Midway through the week, I tacked 5 minutes of reading onto my 5 minutes of yoga.

It was only 10 minutes of ‘me’ time at 6:45 am each day before work, but it felt much longer. The combination of quiet, distraction-free, slow activities made the short minutes feel like much-needed hours of relaxation.

As an added benefit, those 10 minutes seemed to set the tone for a very positive and well-balanced day.

Of course, there were still days that I didn’t want to wake up early, and some mornings I was in a bad mood for no reason at all, and thought to myself: I can’t believe I have to do stupid yoga for 5 minutes.

But I persisted. I happen to be a fan of life-improving habits, so I stuck with it.

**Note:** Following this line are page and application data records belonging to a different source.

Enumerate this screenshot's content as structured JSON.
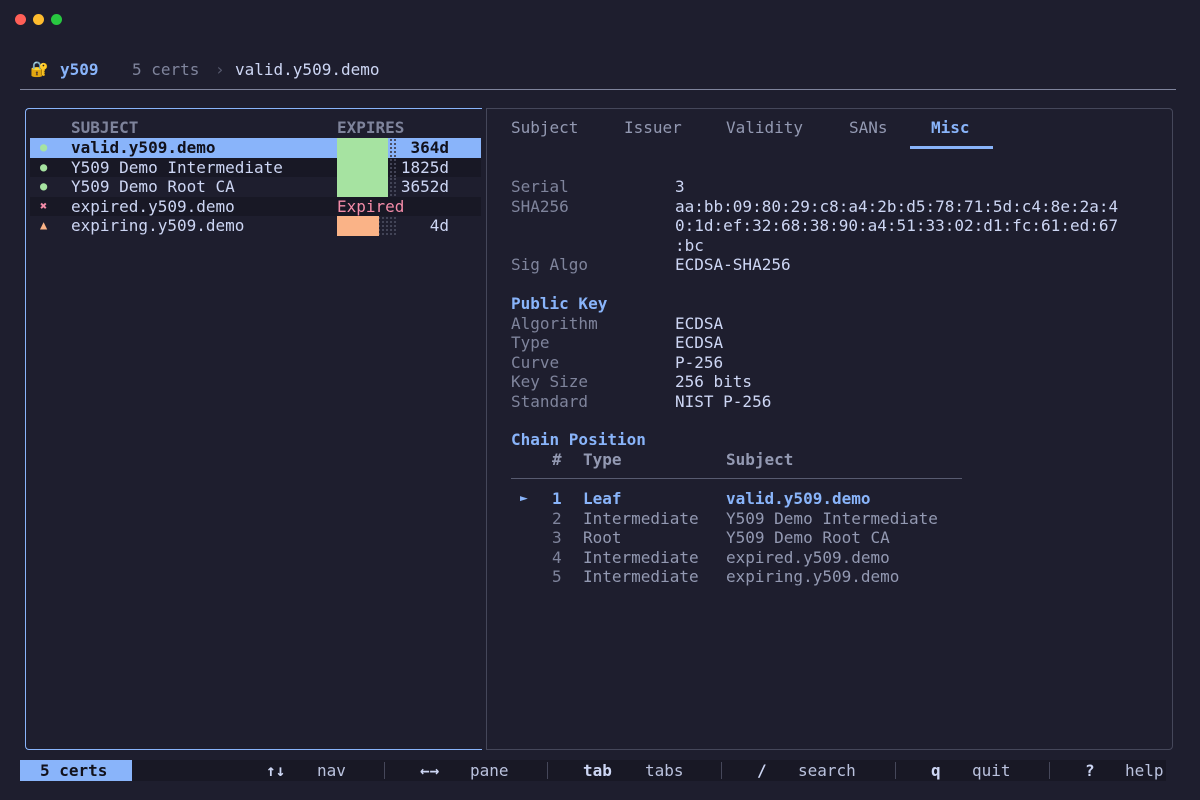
{
  "header": {
    "lock_icon": "🔐",
    "app_name": "y509",
    "cert_count": "5 certs",
    "separator": "›",
    "crumb": "valid.y509.demo"
  },
  "list": {
    "col_subject": "SUBJECT",
    "col_expires": "EXPIRES",
    "rows": [
      {
        "icon": "●",
        "name": "valid.y509.demo",
        "days": "364d",
        "fill": 0.85,
        "color": "#a6e3a1"
      },
      {
        "icon": "●",
        "name": "Y509 Demo Intermediate",
        "days": "1825d",
        "fill": 0.85,
        "color": "#a6e3a1"
      },
      {
        "icon": "●",
        "name": "Y509 Demo Root CA",
        "days": "3652d",
        "fill": 0.85,
        "color": "#a6e3a1"
      },
      {
        "icon": "✖",
        "name": "expired.y509.demo",
        "status": "Expired",
        "color": "#f38ba8"
      },
      {
        "icon": "▲",
        "name": "expiring.y509.demo",
        "days": "4d",
        "fill": 0.7,
        "color": "#fab387"
      }
    ]
  },
  "tabs": [
    "Subject",
    "Issuer",
    "Validity",
    "SANs",
    "Misc"
  ],
  "active_tab": "Misc",
  "misc": {
    "serial_label": "Serial",
    "serial": "3",
    "sha_label": "SHA256",
    "sha_line1": "aa:bb:09:80:29:c8:a4:2b:d5:78:71:5d:c4:8e:2a:4",
    "sha_line2": "0:1d:ef:32:68:38:90:a4:51:33:02:d1:fc:61:ed:67",
    "sha_line3": ":bc",
    "sigalgo_label": "Sig Algo",
    "sigalgo": "ECDSA-SHA256",
    "pubkey_title": "Public Key",
    "algorithm_label": "Algorithm",
    "algorithm": "ECDSA",
    "type_label": "Type",
    "type": "ECDSA",
    "curve_label": "Curve",
    "curve": "P-256",
    "keysize_label": "Key Size",
    "keysize": "256 bits",
    "standard_label": "Standard",
    "standard": "NIST P-256",
    "chain_title": "Chain Position",
    "chain_col_num": "#",
    "chain_col_type": "Type",
    "chain_col_subject": "Subject",
    "chain_marker": "►",
    "chain": [
      {
        "num": "1",
        "type": "Leaf",
        "subject": "valid.y509.demo"
      },
      {
        "num": "2",
        "type": "Intermediate",
        "subject": "Y509 Demo Intermediate"
      },
      {
        "num": "3",
        "type": "Root",
        "subject": "Y509 Demo Root CA"
      },
      {
        "num": "4",
        "type": "Intermediate",
        "subject": "expired.y509.demo"
      },
      {
        "num": "5",
        "type": "Intermediate",
        "subject": "expiring.y509.demo"
      }
    ]
  },
  "statusbar": {
    "badge": "5 certs",
    "nav_key": "↑↓",
    "nav_label": "nav",
    "pane_key": "←→",
    "pane_label": "pane",
    "tab_key": "tab",
    "tab_label": "tabs",
    "search_key": "/",
    "search_label": "search",
    "quit_key": "q",
    "quit_label": "quit",
    "help_key": "?",
    "help_label": "help"
  }
}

My morning routine- 21 days later- is now at around 20 minutes, and includes equal parts yoga, reading, and journaling my aspirations + positive notes.

Twenty minutes is nothing. But used purposefully, it can change the next 10 hours for the better.

I look forward to carrying this habit with me during the next few years (and hopefully longer).

Last year I made a promise to myself to simplify (fewer ‘things’), slow down (more online, fewer face-to-face classes), be healthy (not super healthy, but healthy), and do yoga daily- all by my 30th birthday.

So far so good.

Thank you, Courtney Carver, for being a kindred spirit and for sharing your wisdom with the rest of us :).

Set an Intention for the Day

IMG_9384During yoga this morning, I set an intention (a few, actually). It always varies, but this time it was “be calm, happy, inspired.”

Today I’ve sipped tea, laughed with my husband, watched my favorite cheesy Christmas movie (for the third time this year), written for hours without noticing the time slip by, and picked out my favorite inspirational quotes online to save in a folder on my desktop called “Beautiful Quotes.”

I feel calm, happy, and inspired. How about that.